§ **Work required**: If a line in the entries below contains "JSON", copy it.

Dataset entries
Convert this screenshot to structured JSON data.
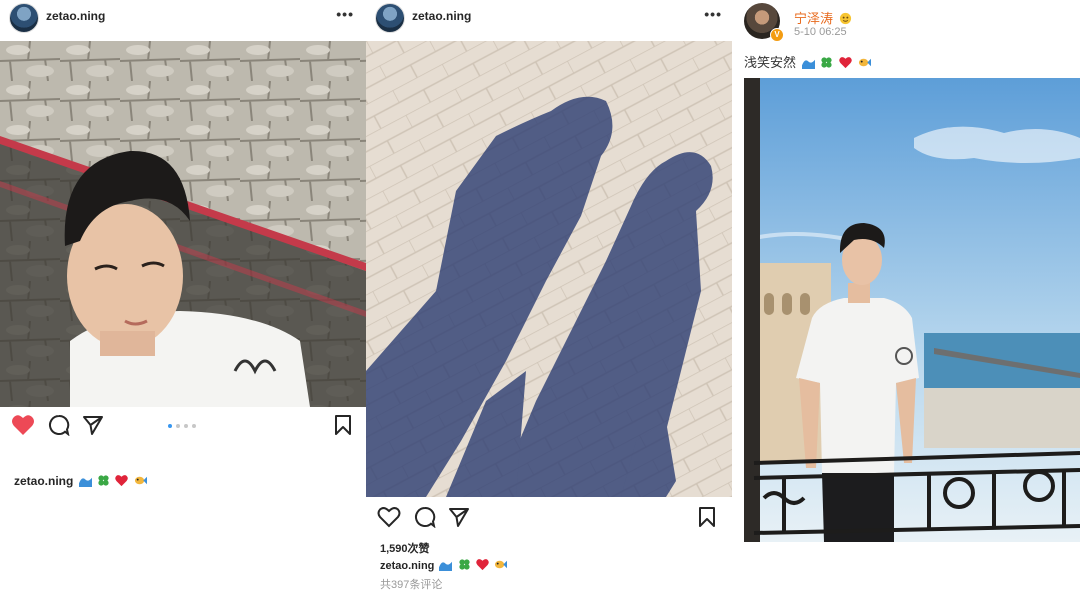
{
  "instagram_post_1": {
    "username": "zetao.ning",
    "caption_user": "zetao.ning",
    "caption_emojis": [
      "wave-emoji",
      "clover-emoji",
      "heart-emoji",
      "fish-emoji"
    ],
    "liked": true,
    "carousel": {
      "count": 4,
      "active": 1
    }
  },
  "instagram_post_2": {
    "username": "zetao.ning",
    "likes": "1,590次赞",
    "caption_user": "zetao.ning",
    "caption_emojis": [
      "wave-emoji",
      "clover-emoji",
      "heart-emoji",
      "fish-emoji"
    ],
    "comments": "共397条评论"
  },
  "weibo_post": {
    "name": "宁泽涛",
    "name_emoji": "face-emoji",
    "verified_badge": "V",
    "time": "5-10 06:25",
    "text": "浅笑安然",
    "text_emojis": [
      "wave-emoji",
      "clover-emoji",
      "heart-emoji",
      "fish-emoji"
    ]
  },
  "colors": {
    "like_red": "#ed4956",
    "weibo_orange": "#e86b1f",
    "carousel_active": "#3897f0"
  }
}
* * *
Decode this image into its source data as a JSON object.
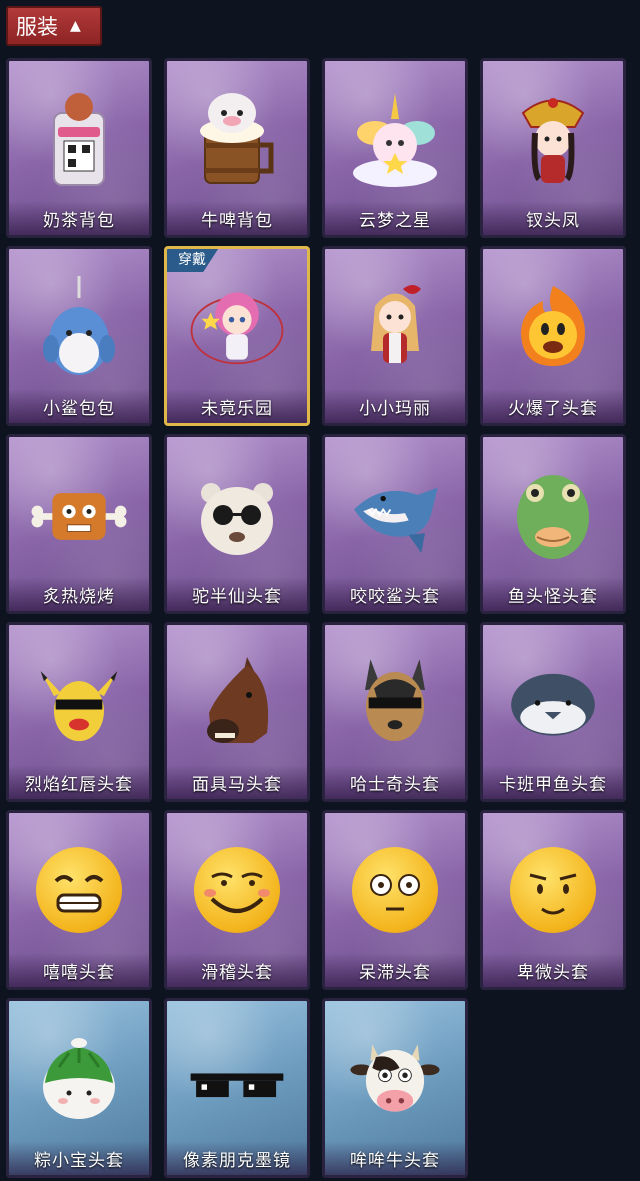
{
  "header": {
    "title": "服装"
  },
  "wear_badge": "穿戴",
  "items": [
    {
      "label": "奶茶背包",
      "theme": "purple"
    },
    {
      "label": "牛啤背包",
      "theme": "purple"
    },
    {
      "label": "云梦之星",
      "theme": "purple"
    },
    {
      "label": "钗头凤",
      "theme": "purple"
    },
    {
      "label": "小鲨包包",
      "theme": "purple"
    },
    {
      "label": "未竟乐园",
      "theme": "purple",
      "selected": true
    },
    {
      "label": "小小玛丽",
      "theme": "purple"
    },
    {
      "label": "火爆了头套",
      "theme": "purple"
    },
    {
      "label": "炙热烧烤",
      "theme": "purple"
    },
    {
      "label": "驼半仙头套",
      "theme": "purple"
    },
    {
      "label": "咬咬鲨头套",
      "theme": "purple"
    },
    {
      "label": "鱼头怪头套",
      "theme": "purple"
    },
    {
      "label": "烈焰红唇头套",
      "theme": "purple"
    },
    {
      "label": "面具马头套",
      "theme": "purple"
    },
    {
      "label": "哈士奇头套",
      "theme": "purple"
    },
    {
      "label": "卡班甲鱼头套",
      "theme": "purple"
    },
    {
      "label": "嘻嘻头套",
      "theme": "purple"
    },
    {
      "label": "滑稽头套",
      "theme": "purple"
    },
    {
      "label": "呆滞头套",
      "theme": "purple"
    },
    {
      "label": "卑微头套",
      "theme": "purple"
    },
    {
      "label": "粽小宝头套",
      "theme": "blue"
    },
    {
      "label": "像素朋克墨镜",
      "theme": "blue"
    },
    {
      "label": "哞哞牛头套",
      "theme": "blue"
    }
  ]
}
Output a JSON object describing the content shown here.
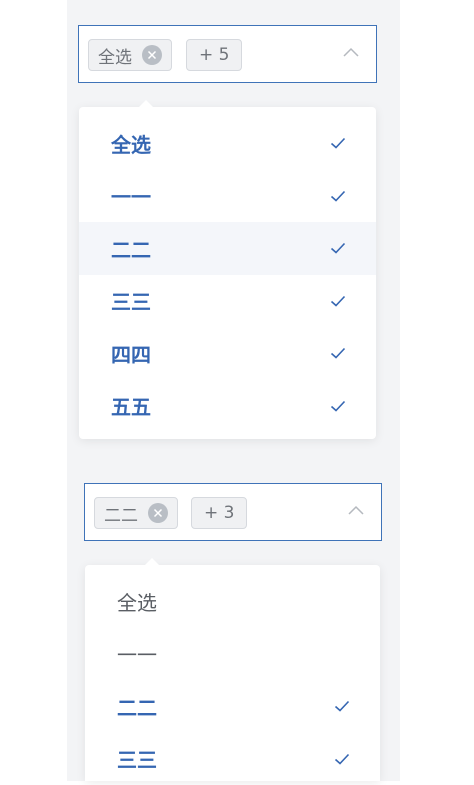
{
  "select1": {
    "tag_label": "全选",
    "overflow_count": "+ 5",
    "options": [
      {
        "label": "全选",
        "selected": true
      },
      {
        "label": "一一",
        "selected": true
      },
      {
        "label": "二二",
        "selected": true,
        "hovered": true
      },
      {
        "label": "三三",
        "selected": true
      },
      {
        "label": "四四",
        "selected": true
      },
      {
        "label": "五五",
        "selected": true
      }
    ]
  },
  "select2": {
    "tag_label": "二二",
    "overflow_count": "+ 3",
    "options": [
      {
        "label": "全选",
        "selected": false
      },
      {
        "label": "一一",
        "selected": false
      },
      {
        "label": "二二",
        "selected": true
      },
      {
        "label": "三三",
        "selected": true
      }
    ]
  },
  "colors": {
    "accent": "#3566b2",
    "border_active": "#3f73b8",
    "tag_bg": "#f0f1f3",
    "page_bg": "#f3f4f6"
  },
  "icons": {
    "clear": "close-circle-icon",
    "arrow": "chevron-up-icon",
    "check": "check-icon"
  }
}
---
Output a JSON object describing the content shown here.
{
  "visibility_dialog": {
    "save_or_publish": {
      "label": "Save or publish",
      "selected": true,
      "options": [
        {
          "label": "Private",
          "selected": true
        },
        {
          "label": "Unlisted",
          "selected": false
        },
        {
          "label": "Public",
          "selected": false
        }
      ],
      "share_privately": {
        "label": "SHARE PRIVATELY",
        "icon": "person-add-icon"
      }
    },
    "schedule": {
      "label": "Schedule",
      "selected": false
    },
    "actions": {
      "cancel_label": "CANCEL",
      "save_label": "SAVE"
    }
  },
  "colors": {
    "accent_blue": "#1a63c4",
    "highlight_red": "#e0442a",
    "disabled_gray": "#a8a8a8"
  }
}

§ **Result below**:
Convert this screenshot to structured JSON data.
Decode this image into its source data as a JSON object.
Output a JSON object describing the content shown here.
Output a JSON object describing the content shown here.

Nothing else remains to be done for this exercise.